Chapters 4 & 5
Chapters 4 & 5 E-mail

The Problem of Pain

Chapters 4 & 5



Chapter 4 - Human Wickedness

1. Christianity must now preach the diagnosis (i.e. that people are sinners) before it can win a hearing for the cure. To what does Lewis attribute this development? According to Lewis, what happens when people attempt to be Christians without an awareness of sin? Consider 1 John 1:8-10.

2. Lewis makes eight observations as to why the modern day illusion of innocence is just that - an illusion.

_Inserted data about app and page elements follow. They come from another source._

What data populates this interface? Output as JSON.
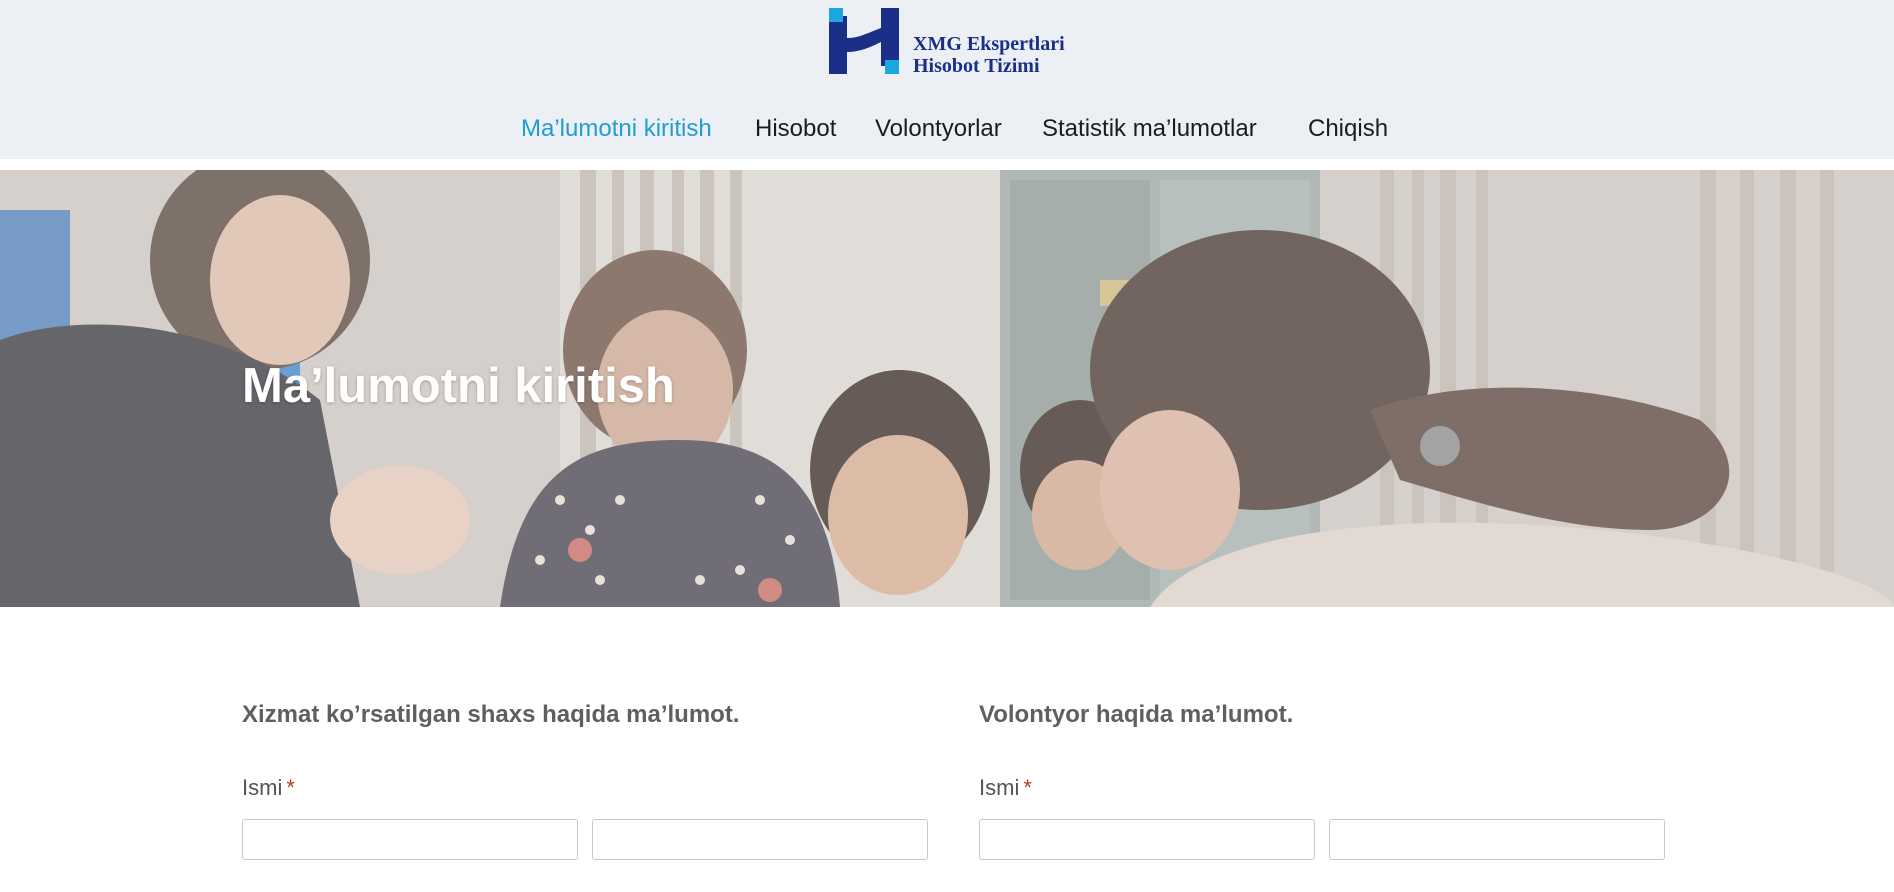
{
  "header": {
    "logo": {
      "line1": "XMG Ekspertlari",
      "line2": "Hisobot Tizimi",
      "colors": {
        "dark_blue": "#1b2f88",
        "light_blue": "#1ba8e0"
      }
    },
    "nav": [
      {
        "label": "Ma’lumotni kiritish",
        "active": true
      },
      {
        "label": "Hisobot",
        "active": false
      },
      {
        "label": "Volontyorlar",
        "active": false
      },
      {
        "label": "Statistik ma’lumotlar",
        "active": false
      },
      {
        "label": "Chiqish",
        "active": false
      }
    ],
    "active_color": "#1e9fd0"
  },
  "hero": {
    "title": "Ma’lumotni kiritish"
  },
  "form": {
    "left": {
      "title": "Xizmat ko’rsatilgan shaxs haqida ma’lumot.",
      "field_label": "Ismi",
      "required_mark": "*",
      "first_value": "",
      "second_value": ""
    },
    "right": {
      "title": "Volontyor haqida ma’lumot.",
      "field_label": "Ismi",
      "required_mark": "*",
      "first_value": "",
      "second_value": ""
    }
  }
}
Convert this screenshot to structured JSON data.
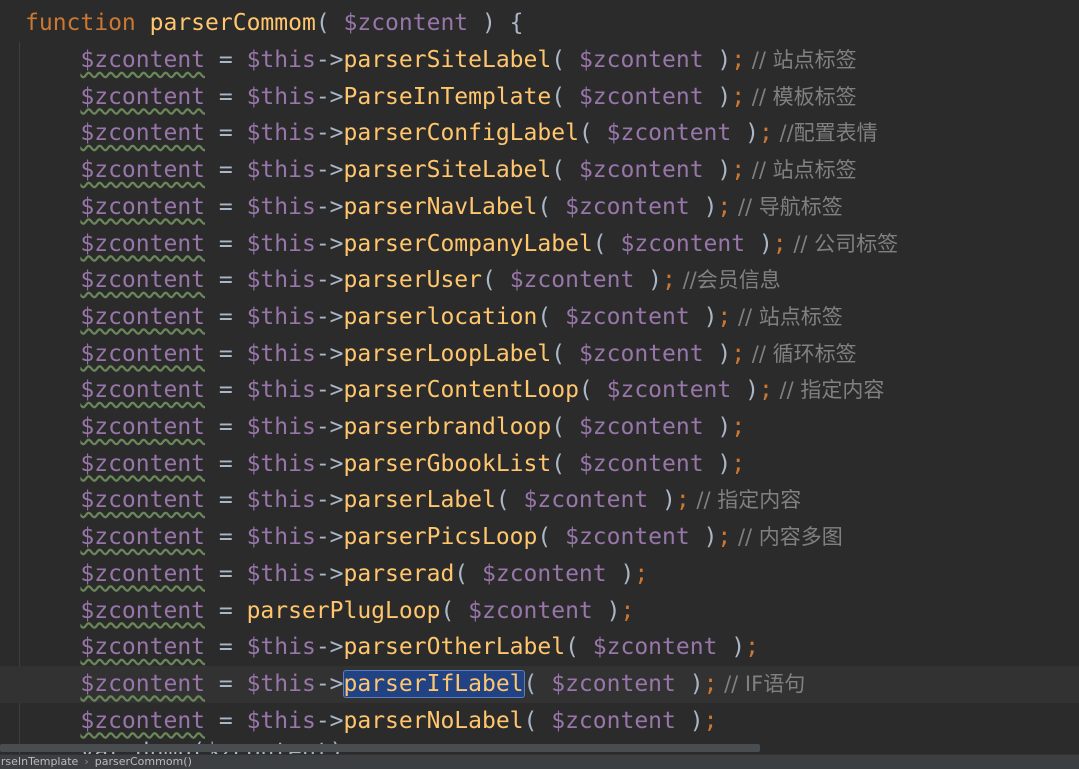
{
  "editor": {
    "function_keyword": "function",
    "function_name": "parserCommom",
    "function_open": "( ",
    "function_param": "$zcontent",
    "function_close": " ) {",
    "lines": [
      {
        "lhs": "$zcontent",
        "assign": " = ",
        "obj": "$this",
        "arrow": "->",
        "method": "parserSiteLabel",
        "open": "( ",
        "arg": "$zcontent",
        "close": " )",
        "semi": ";",
        "comment": " // 站点标签"
      },
      {
        "lhs": "$zcontent",
        "assign": " = ",
        "obj": "$this",
        "arrow": "->",
        "method": "ParseInTemplate",
        "open": "( ",
        "arg": "$zcontent",
        "close": " )",
        "semi": ";",
        "comment": " // 模板标签"
      },
      {
        "lhs": "$zcontent",
        "assign": " = ",
        "obj": "$this",
        "arrow": "->",
        "method": "parserConfigLabel",
        "open": "( ",
        "arg": "$zcontent",
        "close": " )",
        "semi": ";",
        "comment": " //配置表情"
      },
      {
        "lhs": "$zcontent",
        "assign": " = ",
        "obj": "$this",
        "arrow": "->",
        "method": "parserSiteLabel",
        "open": "( ",
        "arg": "$zcontent",
        "close": " )",
        "semi": ";",
        "comment": " // 站点标签"
      },
      {
        "lhs": "$zcontent",
        "assign": " = ",
        "obj": "$this",
        "arrow": "->",
        "method": "parserNavLabel",
        "open": "( ",
        "arg": "$zcontent",
        "close": " )",
        "semi": ";",
        "comment": " // 导航标签"
      },
      {
        "lhs": "$zcontent",
        "assign": " = ",
        "obj": "$this",
        "arrow": "->",
        "method": "parserCompanyLabel",
        "open": "( ",
        "arg": "$zcontent",
        "close": " )",
        "semi": ";",
        "comment": " // 公司标签"
      },
      {
        "lhs": "$zcontent",
        "assign": " = ",
        "obj": "$this",
        "arrow": "->",
        "method": "parserUser",
        "open": "( ",
        "arg": "$zcontent",
        "close": " )",
        "semi": ";",
        "comment": " //会员信息"
      },
      {
        "lhs": "$zcontent",
        "assign": " = ",
        "obj": "$this",
        "arrow": "->",
        "method": "parserlocation",
        "open": "( ",
        "arg": "$zcontent",
        "close": " )",
        "semi": ";",
        "comment": " // 站点标签"
      },
      {
        "lhs": "$zcontent",
        "assign": " = ",
        "obj": "$this",
        "arrow": "->",
        "method": "parserLoopLabel",
        "open": "( ",
        "arg": "$zcontent",
        "close": " )",
        "semi": ";",
        "comment": " // 循环标签"
      },
      {
        "lhs": "$zcontent",
        "assign": " = ",
        "obj": "$this",
        "arrow": "->",
        "method": "parserContentLoop",
        "open": "( ",
        "arg": "$zcontent",
        "close": " )",
        "semi": ";",
        "comment": " // 指定内容"
      },
      {
        "lhs": "$zcontent",
        "assign": " = ",
        "obj": "$this",
        "arrow": "->",
        "method": "parserbrandloop",
        "open": "( ",
        "arg": "$zcontent",
        "close": " )",
        "semi": ";",
        "comment": ""
      },
      {
        "lhs": "$zcontent",
        "assign": " = ",
        "obj": "$this",
        "arrow": "->",
        "method": "parserGbookList",
        "open": "( ",
        "arg": "$zcontent",
        "close": " )",
        "semi": ";",
        "comment": ""
      },
      {
        "lhs": "$zcontent",
        "assign": " = ",
        "obj": "$this",
        "arrow": "->",
        "method": "parserLabel",
        "open": "( ",
        "arg": "$zcontent",
        "close": " )",
        "semi": ";",
        "comment": " // 指定内容"
      },
      {
        "lhs": "$zcontent",
        "assign": " = ",
        "obj": "$this",
        "arrow": "->",
        "method": "parserPicsLoop",
        "open": "( ",
        "arg": "$zcontent",
        "close": " )",
        "semi": ";",
        "comment": " // 内容多图"
      },
      {
        "lhs": "$zcontent",
        "assign": " = ",
        "obj": "$this",
        "arrow": "->",
        "method": "parserad",
        "open": "( ",
        "arg": "$zcontent",
        "close": " )",
        "semi": ";",
        "comment": ""
      },
      {
        "lhs": "$zcontent",
        "assign": " = ",
        "obj": "",
        "arrow": "",
        "method": "parserPlugLoop",
        "open": "( ",
        "arg": "$zcontent",
        "close": " )",
        "semi": ";",
        "comment": ""
      },
      {
        "lhs": "$zcontent",
        "assign": " = ",
        "obj": "$this",
        "arrow": "->",
        "method": "parserOtherLabel",
        "open": "( ",
        "arg": "$zcontent",
        "close": " )",
        "semi": ";",
        "comment": ""
      },
      {
        "lhs": "$zcontent",
        "assign": " = ",
        "obj": "$this",
        "arrow": "->",
        "method": "parserIfLabel",
        "open": "( ",
        "arg": "$zcontent",
        "close": " )",
        "semi": ";",
        "comment": " // IF语句",
        "current": true,
        "selected": true
      },
      {
        "lhs": "$zcontent",
        "assign": " = ",
        "obj": "$this",
        "arrow": "->",
        "method": "parserNoLabel",
        "open": "( ",
        "arg": "$zcontent",
        "close": " )",
        "semi": ";",
        "comment": ""
      }
    ],
    "partial_line": "    var_dump($zcontent);"
  },
  "breadcrumb": {
    "items": [
      "ParseInTemplate",
      "parserCommom()"
    ],
    "separator": "›"
  },
  "colors": {
    "background": "#2b2b2b",
    "keyword": "#cc7832",
    "function": "#ffc66d",
    "variable": "#9876aa",
    "comment": "#808080",
    "text": "#a9b7c6",
    "selection": "#214283"
  }
}
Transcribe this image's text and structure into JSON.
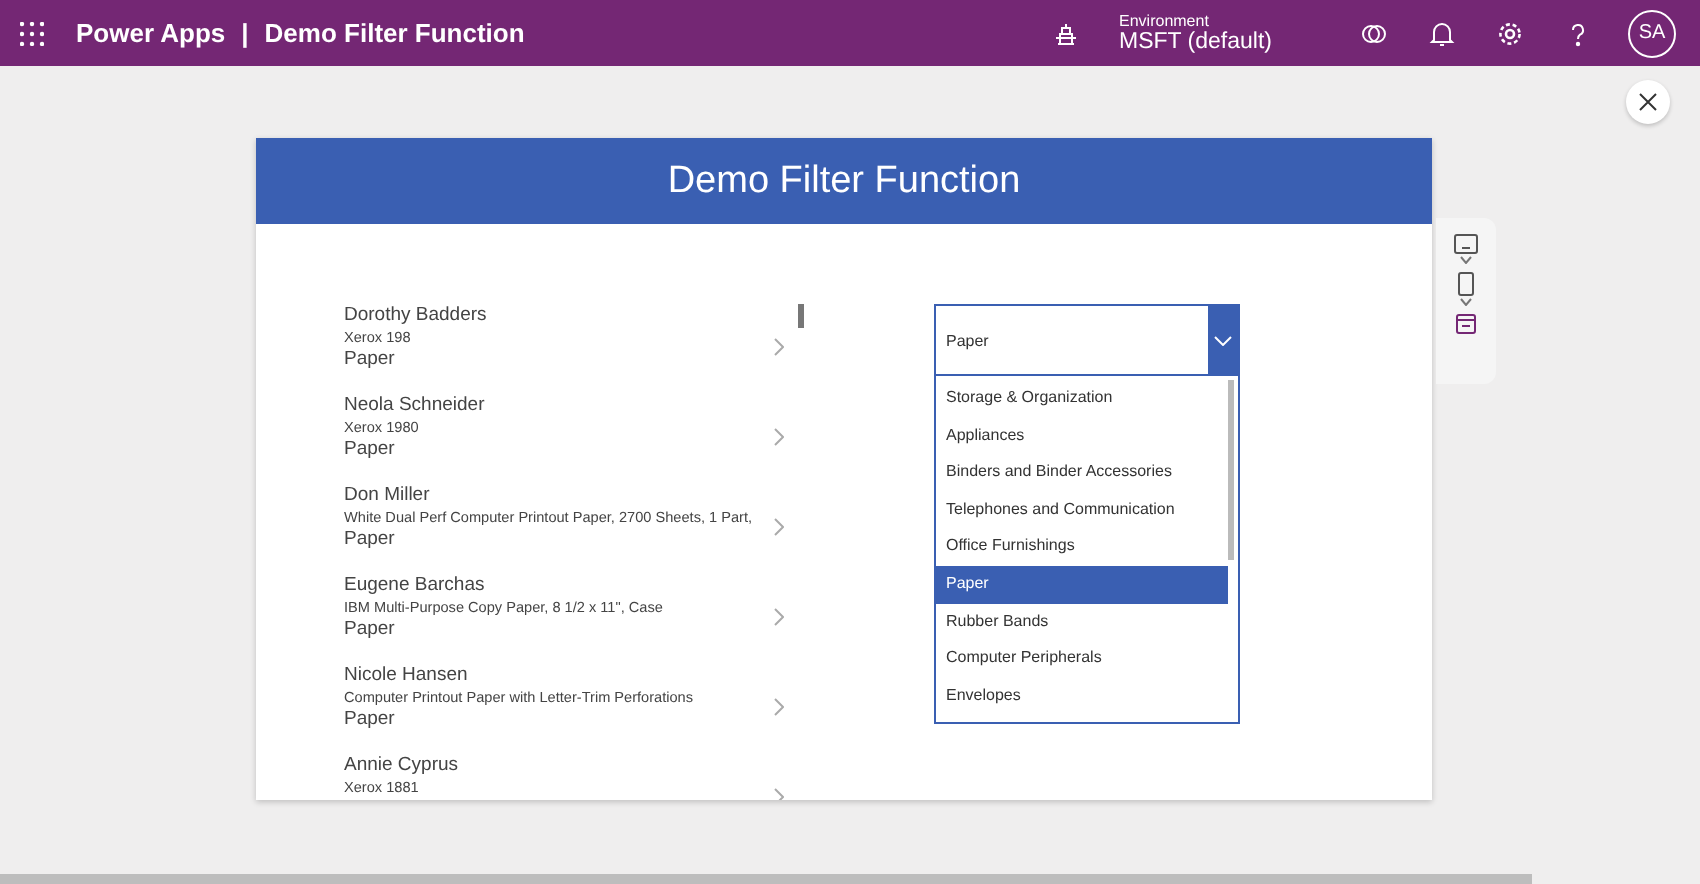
{
  "header": {
    "app_name": "Power Apps",
    "separator": "|",
    "app_title": "Demo Filter Function",
    "environment_label": "Environment",
    "environment_value": "MSFT (default)",
    "avatar": "SA"
  },
  "screen": {
    "title": "Demo Filter Function",
    "gallery": [
      {
        "name": "Dorothy Badders",
        "product": "Xerox 198",
        "category": "Paper"
      },
      {
        "name": "Neola Schneider",
        "product": "Xerox 1980",
        "category": "Paper"
      },
      {
        "name": "Don Miller",
        "product": "White Dual Perf Computer Printout Paper, 2700 Sheets, 1 Part,",
        "category": "Paper"
      },
      {
        "name": "Eugene Barchas",
        "product": "IBM Multi-Purpose Copy Paper, 8 1/2 x 11\", Case",
        "category": "Paper"
      },
      {
        "name": "Nicole Hansen",
        "product": "Computer Printout Paper with Letter-Trim Perforations",
        "category": "Paper"
      },
      {
        "name": "Annie Cyprus",
        "product": "Xerox 1881"
      }
    ],
    "dropdown": {
      "value": "Paper",
      "expanded": true,
      "options": [
        {
          "label": "Storage & Organization",
          "selected": false
        },
        {
          "label": "Appliances",
          "selected": false
        },
        {
          "label": "Binders and Binder Accessories",
          "selected": false
        },
        {
          "label": "Telephones and Communication",
          "selected": false
        },
        {
          "label": "Office Furnishings",
          "selected": false
        },
        {
          "label": "Paper",
          "selected": true
        },
        {
          "label": "Rubber Bands",
          "selected": false
        },
        {
          "label": "Computer Peripherals",
          "selected": false
        },
        {
          "label": "Envelopes",
          "selected": false
        }
      ]
    }
  }
}
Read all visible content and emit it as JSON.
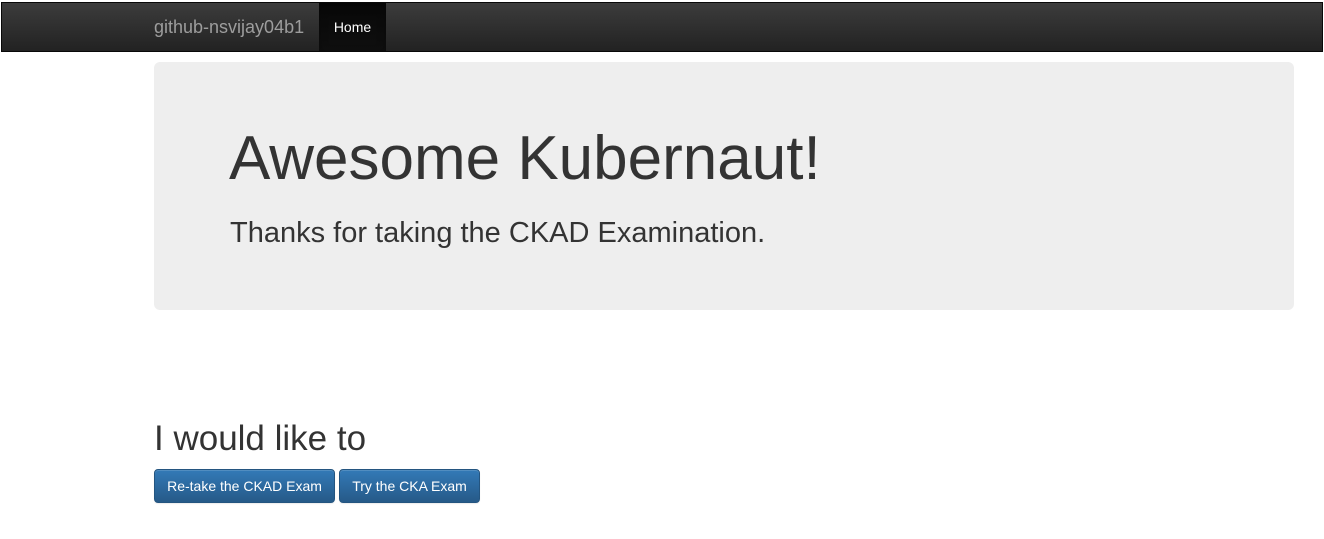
{
  "navbar": {
    "brand": "github-nsvijay04b1",
    "home_label": "Home"
  },
  "jumbotron": {
    "title": "Awesome Kubernaut!",
    "lead": "Thanks for taking the CKAD Examination."
  },
  "actions": {
    "heading": "I would like to",
    "retake_label": "Re-take the CKAD Exam",
    "cka_label": "Try the CKA Exam"
  },
  "colors": {
    "navbar": "#222222",
    "jumbotron": "#eeeeee",
    "primary_button": "#337ab7"
  }
}
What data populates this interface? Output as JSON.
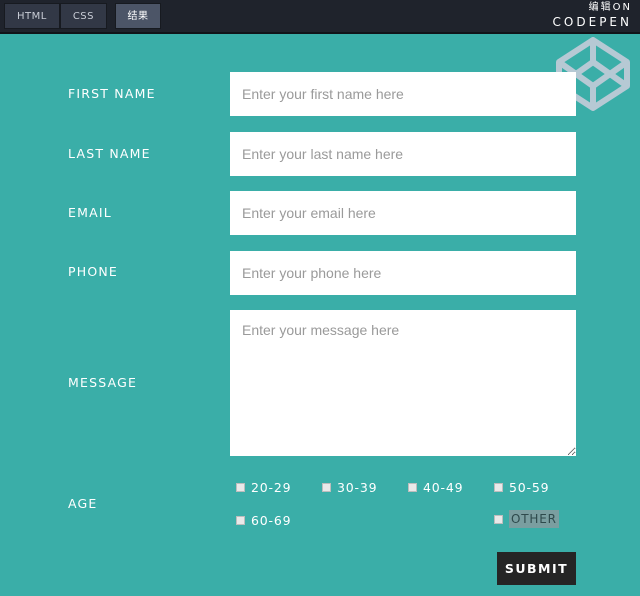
{
  "tabs": [
    {
      "label": "HTML"
    },
    {
      "label": "CSS"
    },
    {
      "label": "结果"
    }
  ],
  "brand": {
    "edit_on": "编辑ON",
    "name": "CODEPEN"
  },
  "form": {
    "first_name": {
      "label": "FIRST NAME",
      "placeholder": "Enter your first name here"
    },
    "last_name": {
      "label": "LAST NAME",
      "placeholder": "Enter your last name here"
    },
    "email": {
      "label": "EMAIL",
      "placeholder": "Enter your email here"
    },
    "phone": {
      "label": "PHONE",
      "placeholder": "Enter your phone here"
    },
    "message": {
      "label": "MESSAGE",
      "placeholder": "Enter your message here"
    },
    "age": {
      "label": "AGE",
      "options": [
        "20-29",
        "30-39",
        "40-49",
        "50-59",
        "60-69",
        "OTHER"
      ]
    },
    "submit_label": "SUBMIT"
  },
  "colors": {
    "background": "#3aaea8",
    "topbar": "#1f232c",
    "submit": "#252525"
  }
}
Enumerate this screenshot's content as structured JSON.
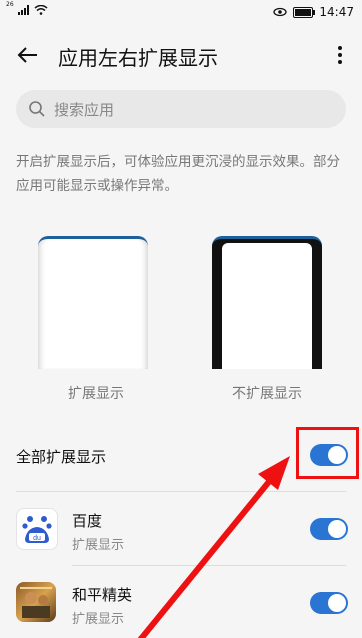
{
  "status": {
    "network": "26",
    "time": "14:47",
    "battery_level": 0.85
  },
  "header": {
    "title": "应用左右扩展显示"
  },
  "search": {
    "placeholder": "搜索应用"
  },
  "description": "开启扩展显示后，可体验应用更沉浸的显示效果。部分应用可能显示或操作异常。",
  "preview": {
    "expand_label": "扩展显示",
    "no_expand_label": "不扩展显示"
  },
  "all_toggle": {
    "label": "全部扩展显示",
    "on": true
  },
  "apps": [
    {
      "name": "百度",
      "status": "扩展显示",
      "on": true,
      "icon": "baidu-icon"
    },
    {
      "name": "和平精英",
      "status": "扩展显示",
      "on": true,
      "icon": "peace-elite-icon"
    }
  ],
  "colors": {
    "accent": "#2a75d3",
    "highlight": "#ee1111"
  }
}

We'll take a closer look at some of them.

     a.  What happens when we look on the outside of things?  Consider
1 Samuel 16:7 and
2 Corinthians 10:12.

     b.  What danger did Lewis see in the "re-awakening of the social conscience"?

     c.  How does Lewis handle the argument that there is "safety in numbers"?

     d.  Do you think the level of morality in society today is better than our ancestors?

     e.  Twice in this chapter Lewis cautions against an overemphasis on one virtue.  He believes "kindness" was the exalted virtue of his day.  Do you consider one virtue to be higher than others?  If so, which one?  Does the Bible identify a highest virtue?  Consider Matthew 22:35-40 and 1 Corinthians 13:13.  If you have access to it, read the first few paragraphs of Lewis's sermon "The Weight of Glory."

     f.  As genetic science develops and finds biological explanations for some behaviors (e.g. a propensity for violence), how does this fit in with Lewis's eighth observation about shifting responsibility back to the Creator?

3. What was Lewis's position on total depravity?

Chapter 5 - The Fall of Man

Depending on your church and/or theological background, some of Lewis's statements in this chapter may be unsettling.  (For example, in the second paragraph, he refers to "myths in Holy Scripture" or midway through Lewis says, "for long centuries God perfected the animal form.")  The topic for today is the Fall-not inerrancy of Scripture or what part, if any, evolution may have played in creation.  Lewis has given in depth treatment to these issues elsewhere.  Since they are tangential to the problem of pain, see what benefit or insights you can draw from this chapter despite other disagreements that may (or may not) exist.

4.  What is the sole function of the Fall according to Lewis?

5.  Do you think God should have simply erased the results of the first sin and given humanity a second chance?  How does Lewis work through that proposition?

6.  What was the root of humanity's first sin?  (In Mere Christianity, Lewis called it "the great sin.")  Why does Lewis believe this is the only sin that could conceivably be the Fall?

7.  In what ways do postlapsarian human beings differ from prelapsarian, according to Lewis's speculations?

8.  Lewis contends that the Fall did not take God by surprise, nor did God plan the whole thing.  Instead, Lewis describes the world as a dance.  What "steps" make up that dance?  (He will develop this concept more in Chapter 7.)


Total depravity
: Theological teaching that the Fall affected every part of human intellect, feeling, heart and will.  Christians may differ in their views of just how "total" total depravity is, but they agree that human beings cannot save themselves.

Original sin: Refers to the sin of Adam and Eve in Genesis 3, the effects of which were passed on to their descendants (Romans 5:12, 19). 

Pons asinorum:  Latin for "bridge of asses"; refers to the fifth proposition in Book One of Euclid's Elements which holds that angles opposite the same length sides of an isosceles triangle are equal.  Metaphorically it means a problem that tests the ability of the inexperienced.

Gautama (563-483 BCE):  the spiritual leader on whose teachings Buddhism is based.

Zarathustra aka Zoroaster:  Persian founder of Zoroastrianism

Marcus Aurelius (121-180):  Stoic philosopher and Roman emperor who wrote Meditations.

William Law (1686-1761):  Anglican clergyman and devotional writer.  In 1729, he wrote A Serious Call to a Devout and Holy Life, which argued that Christianity affects every area of life, including business and leisure as well as devotional practices.  This book was a favorite of John Wesley.  In 1731, he wrote The Case of Reason, which contended that as important as reason is, it alone cannot grasp the mysteries of God without the aid of divine revelation.

N. P. Williams (1883-1943):  professor of divinity and editor of Theology, which represented liberal Catholicism.

Yogi:  one who practices the mental, physical and spiritual discipline of yoga

Meum:  Latin for "mine"

Richard Hooker (1554-1600):  Oxford-educated minister in the Church of England.  His best-known work is Of the Laws of Ecclesiastical Polity published in eight volumes-the last three posthumously.  The series is both a response to Puritan doctrine and a guide for church governance.  Considered one of the best examples of Elizabethan literature, the work influenced political theory and English prose, as well as theology.

© 2012 by Allyson Wieland